◆ Dataset rows for apps and sites ◆
******

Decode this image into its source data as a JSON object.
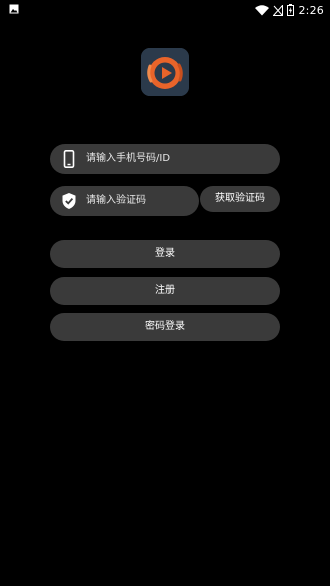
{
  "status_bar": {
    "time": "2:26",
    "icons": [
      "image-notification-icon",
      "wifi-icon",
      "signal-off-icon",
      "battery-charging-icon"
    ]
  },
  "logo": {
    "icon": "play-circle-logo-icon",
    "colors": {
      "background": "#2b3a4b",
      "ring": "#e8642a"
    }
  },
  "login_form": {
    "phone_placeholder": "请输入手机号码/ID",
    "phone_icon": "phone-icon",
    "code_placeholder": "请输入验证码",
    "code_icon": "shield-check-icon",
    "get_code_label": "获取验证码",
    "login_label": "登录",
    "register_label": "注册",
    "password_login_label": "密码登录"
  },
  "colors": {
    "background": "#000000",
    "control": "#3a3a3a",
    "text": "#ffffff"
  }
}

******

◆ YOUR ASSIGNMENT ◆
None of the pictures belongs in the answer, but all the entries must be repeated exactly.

◆ WRITTEN REPLY ◆
Decode this image into its source data as a JSON object.
{
  "status_bar": {
    "time": "2:26",
    "icons": [
      "image-notification-icon",
      "wifi-icon",
      "signal-off-icon",
      "battery-charging-icon"
    ]
  },
  "logo": {
    "icon": "play-circle-logo-icon",
    "colors": {
      "background": "#2b3a4b",
      "ring": "#e8642a"
    }
  },
  "login_form": {
    "phone_placeholder": "请输入手机号码/ID",
    "phone_icon": "phone-icon",
    "code_placeholder": "请输入验证码",
    "code_icon": "shield-check-icon",
    "get_code_label": "获取验证码",
    "login_label": "登录",
    "register_label": "注册",
    "password_login_label": "密码登录"
  },
  "colors": {
    "background": "#000000",
    "control": "#3a3a3a",
    "text": "#ffffff"
  }
}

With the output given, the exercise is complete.